[Opening Recorded data section]
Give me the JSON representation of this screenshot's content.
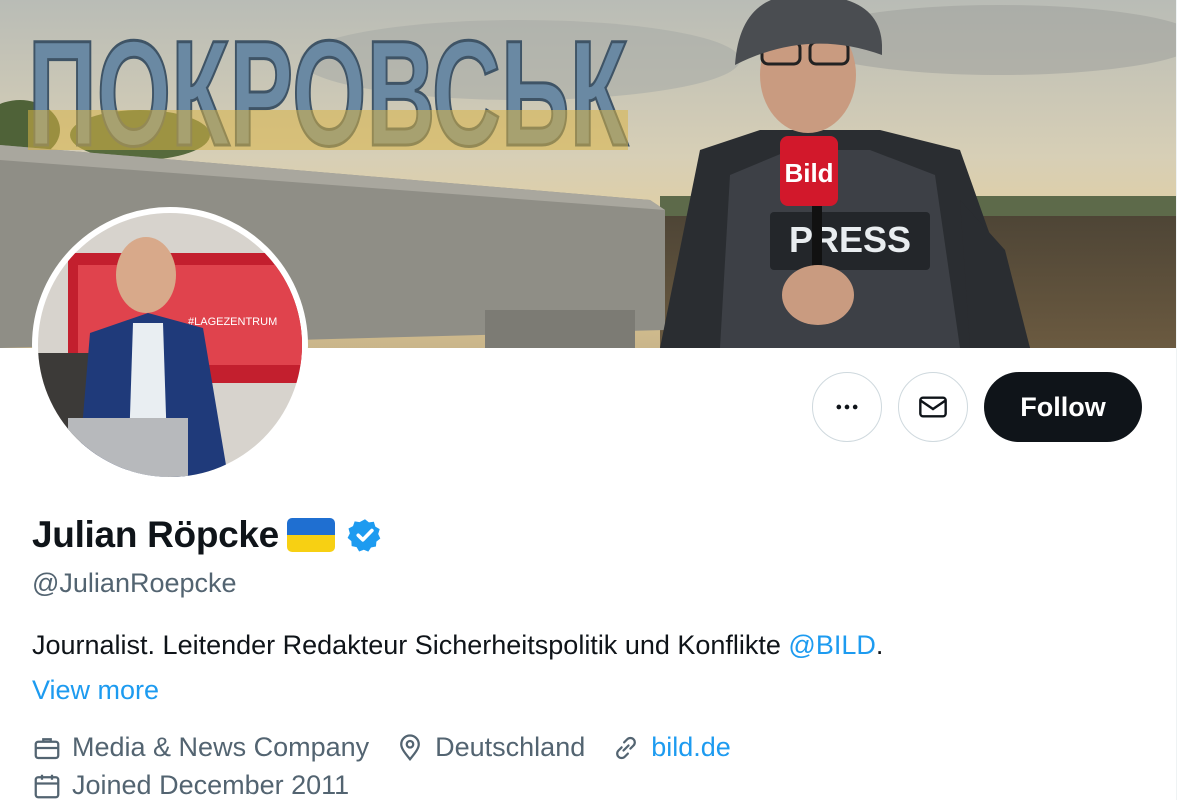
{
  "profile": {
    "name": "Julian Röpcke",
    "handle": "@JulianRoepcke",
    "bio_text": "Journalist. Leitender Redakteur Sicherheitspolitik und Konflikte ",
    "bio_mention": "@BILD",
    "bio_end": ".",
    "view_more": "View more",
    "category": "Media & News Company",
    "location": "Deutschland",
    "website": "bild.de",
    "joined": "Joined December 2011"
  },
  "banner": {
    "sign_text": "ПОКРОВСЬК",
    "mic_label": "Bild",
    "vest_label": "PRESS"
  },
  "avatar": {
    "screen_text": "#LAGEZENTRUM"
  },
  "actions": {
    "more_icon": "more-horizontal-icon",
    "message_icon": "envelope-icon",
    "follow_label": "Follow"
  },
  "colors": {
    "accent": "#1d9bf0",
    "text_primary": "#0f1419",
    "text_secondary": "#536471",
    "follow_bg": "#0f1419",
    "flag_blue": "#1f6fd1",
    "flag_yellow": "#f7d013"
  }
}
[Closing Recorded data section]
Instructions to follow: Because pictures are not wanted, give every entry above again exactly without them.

Your solution:
Give me the JSON representation of this screenshot's content.
{
  "profile": {
    "name": "Julian Röpcke",
    "handle": "@JulianRoepcke",
    "bio_text": "Journalist. Leitender Redakteur Sicherheitspolitik und Konflikte ",
    "bio_mention": "@BILD",
    "bio_end": ".",
    "view_more": "View more",
    "category": "Media & News Company",
    "location": "Deutschland",
    "website": "bild.de",
    "joined": "Joined December 2011"
  },
  "banner": {
    "sign_text": "ПОКРОВСЬК",
    "mic_label": "Bild",
    "vest_label": "PRESS"
  },
  "avatar": {
    "screen_text": "#LAGEZENTRUM"
  },
  "actions": {
    "more_icon": "more-horizontal-icon",
    "message_icon": "envelope-icon",
    "follow_label": "Follow"
  },
  "colors": {
    "accent": "#1d9bf0",
    "text_primary": "#0f1419",
    "text_secondary": "#536471",
    "follow_bg": "#0f1419",
    "flag_blue": "#1f6fd1",
    "flag_yellow": "#f7d013"
  }
}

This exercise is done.